Though some contend that corn snakes derive their name from the similarity of their ventral scales to maize, others believe it reflects their preference for living in corn fields, where they feast on the plentiful rodents. In either case, the snakes are very beneficial for humans, as they adapt to disturbed habitats and keep rodent populations in check. Fortunately for humans, corn snakes are prolific animals, and most females lay large clutches of eggs each summer.
Corn Snake Basics
Corn snakes live throughout the eastern and southeastern United States. Adaptable animals and skilled climbers, corn snakes are common in forests, farms and suburban areas. Though they may occasionally exceed 5 feet, most adult corn snakes are about 4 feet long. They have flexible diets, but primarily consume birds and rodents as adults; juveniles consume lizards and frogs.
Female corn snakes typically deposit about 12 eggs in a secluded space, such as a rotted log or tree stump. Small, young, old or thin females may produce clutches of two or three eggs, while large, well-fed females in their reproductive prime may deposit clutches of 34 eggs or more. Corn snake eggs are about 1 1/2 to 2 1/2 inches in length, and about 1/2 to 1 inch in diameter. Egg laying typically occurs in the late spring or early summer, with hatching occurring in the late summer or early fall.

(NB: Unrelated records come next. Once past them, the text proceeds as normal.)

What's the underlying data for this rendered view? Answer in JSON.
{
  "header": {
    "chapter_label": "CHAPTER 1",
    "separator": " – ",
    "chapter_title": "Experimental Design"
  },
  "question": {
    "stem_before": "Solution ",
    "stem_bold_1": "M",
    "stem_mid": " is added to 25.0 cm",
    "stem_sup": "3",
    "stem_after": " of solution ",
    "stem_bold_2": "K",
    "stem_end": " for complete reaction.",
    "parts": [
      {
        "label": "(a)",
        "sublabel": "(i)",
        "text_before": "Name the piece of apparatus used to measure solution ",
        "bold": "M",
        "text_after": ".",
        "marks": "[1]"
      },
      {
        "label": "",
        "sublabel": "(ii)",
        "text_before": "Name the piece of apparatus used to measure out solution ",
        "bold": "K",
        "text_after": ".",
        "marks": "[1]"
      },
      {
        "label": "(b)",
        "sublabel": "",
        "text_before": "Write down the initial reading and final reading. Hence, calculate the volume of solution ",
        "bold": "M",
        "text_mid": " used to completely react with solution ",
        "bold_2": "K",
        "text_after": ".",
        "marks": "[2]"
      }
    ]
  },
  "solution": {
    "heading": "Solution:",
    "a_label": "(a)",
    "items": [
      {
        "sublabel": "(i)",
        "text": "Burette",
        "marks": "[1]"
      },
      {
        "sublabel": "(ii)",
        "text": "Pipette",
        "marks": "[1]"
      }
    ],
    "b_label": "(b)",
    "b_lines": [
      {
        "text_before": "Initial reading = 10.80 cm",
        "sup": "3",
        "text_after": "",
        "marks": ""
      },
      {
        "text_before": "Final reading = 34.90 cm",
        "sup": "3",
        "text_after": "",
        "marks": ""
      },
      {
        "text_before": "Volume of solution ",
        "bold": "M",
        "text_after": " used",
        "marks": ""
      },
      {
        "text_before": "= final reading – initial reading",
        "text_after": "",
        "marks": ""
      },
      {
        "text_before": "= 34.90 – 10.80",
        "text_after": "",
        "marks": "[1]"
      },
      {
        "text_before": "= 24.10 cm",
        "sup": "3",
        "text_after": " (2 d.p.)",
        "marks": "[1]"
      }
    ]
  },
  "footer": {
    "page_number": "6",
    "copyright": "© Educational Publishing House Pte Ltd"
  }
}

Factors Affecting Clutch Size
Food availability affects the reproductive efforts of corn snakes. In years with unusually high prey abundance, female corn snakes produce larger clutches. In lean years, the snakes produce smaller clutches, or fail to reproduce at all. In both cases, the size of the young remains constant, it is the number of eggs that varies. This implies that the size of the young is very important, and they must be larger than a critical minimum size to have a good chance at survival.
Because they have access to nearly unlimited food, captive female corn snakes sometimes produce a second clutch of eggs shortly after their first. The second clutch is typically much smaller than the first, and is very taxing on the female’s body. The developmental timing of both clutches is similar: Females deposit eggs about one month after mating, and the eggs incubate for about two to three months before hatching.
While the incubation temperature surrounding the eggs determines the gender of many reptiles -- including most crocodilians, turtles, tortoises and geckos -- snakes determine their gender with their chromosomes, as mammals and birds do. However, differing from humans, females are the heterogametic sex: Male corn snakes always contribute a Z chromosome, while females contribute either a Z or a W.
- Animal Diversity Web: Pantherophis Guttatus
- Savannah River Ecology Laboratory: Corn Snake (Elaphe [Pantherophis] Guttata)
- Herpetology: An Introductory Biology of Amphibians and Reptiles; Laurie J. Vitt and Janalee P. Caldwell
- Bowling Green State University: Elaphe Guttata Guttata
- Functional Ecology: An Experimental Study of the Trade-Offs Between Age and Size at Maturity: Effects of Energy Availability